• _Task to complete_: Images don't belong in the copy. Output the rest of the data exactly.

Data excerpts below:

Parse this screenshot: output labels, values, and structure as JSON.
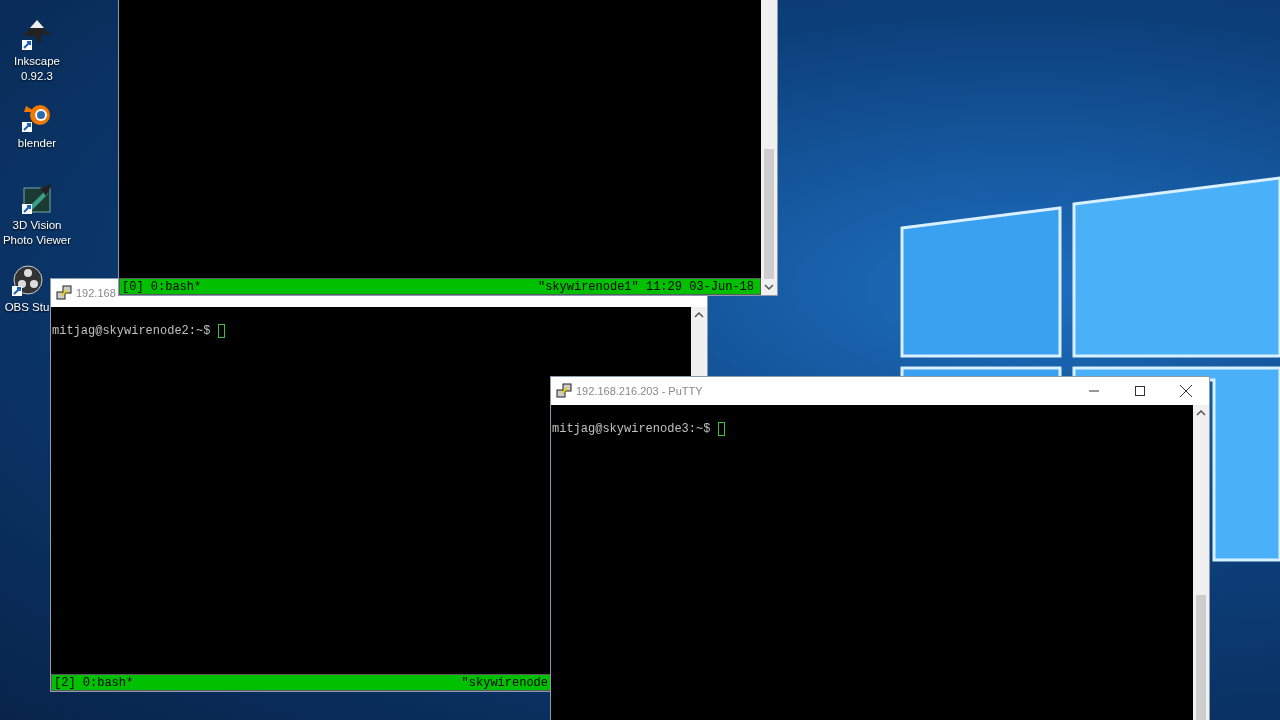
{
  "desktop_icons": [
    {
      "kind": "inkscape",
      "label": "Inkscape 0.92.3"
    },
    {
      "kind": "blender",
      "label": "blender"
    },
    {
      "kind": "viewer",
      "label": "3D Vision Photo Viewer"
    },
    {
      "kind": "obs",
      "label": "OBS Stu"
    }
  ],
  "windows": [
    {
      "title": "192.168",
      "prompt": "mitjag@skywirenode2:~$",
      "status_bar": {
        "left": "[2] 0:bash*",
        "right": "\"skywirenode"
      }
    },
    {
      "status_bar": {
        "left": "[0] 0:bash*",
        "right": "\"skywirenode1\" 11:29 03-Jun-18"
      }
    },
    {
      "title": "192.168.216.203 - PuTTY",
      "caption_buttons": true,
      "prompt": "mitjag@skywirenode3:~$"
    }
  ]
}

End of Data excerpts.

• _Expected answer_:
Parse this screenshot: output labels, values, and structure as JSON.
{
  "desktop_icons": [
    {
      "kind": "inkscape",
      "label": "Inkscape 0.92.3"
    },
    {
      "kind": "blender",
      "label": "blender"
    },
    {
      "kind": "viewer",
      "label": "3D Vision Photo Viewer"
    },
    {
      "kind": "obs",
      "label": "OBS Stu"
    }
  ],
  "windows": [
    {
      "title": "192.168",
      "prompt": "mitjag@skywirenode2:~$",
      "status_bar": {
        "left": "[2] 0:bash*",
        "right": "\"skywirenode"
      }
    },
    {
      "status_bar": {
        "left": "[0] 0:bash*",
        "right": "\"skywirenode1\" 11:29 03-Jun-18"
      }
    },
    {
      "title": "192.168.216.203 - PuTTY",
      "caption_buttons": true,
      "prompt": "mitjag@skywirenode3:~$"
    }
  ]
}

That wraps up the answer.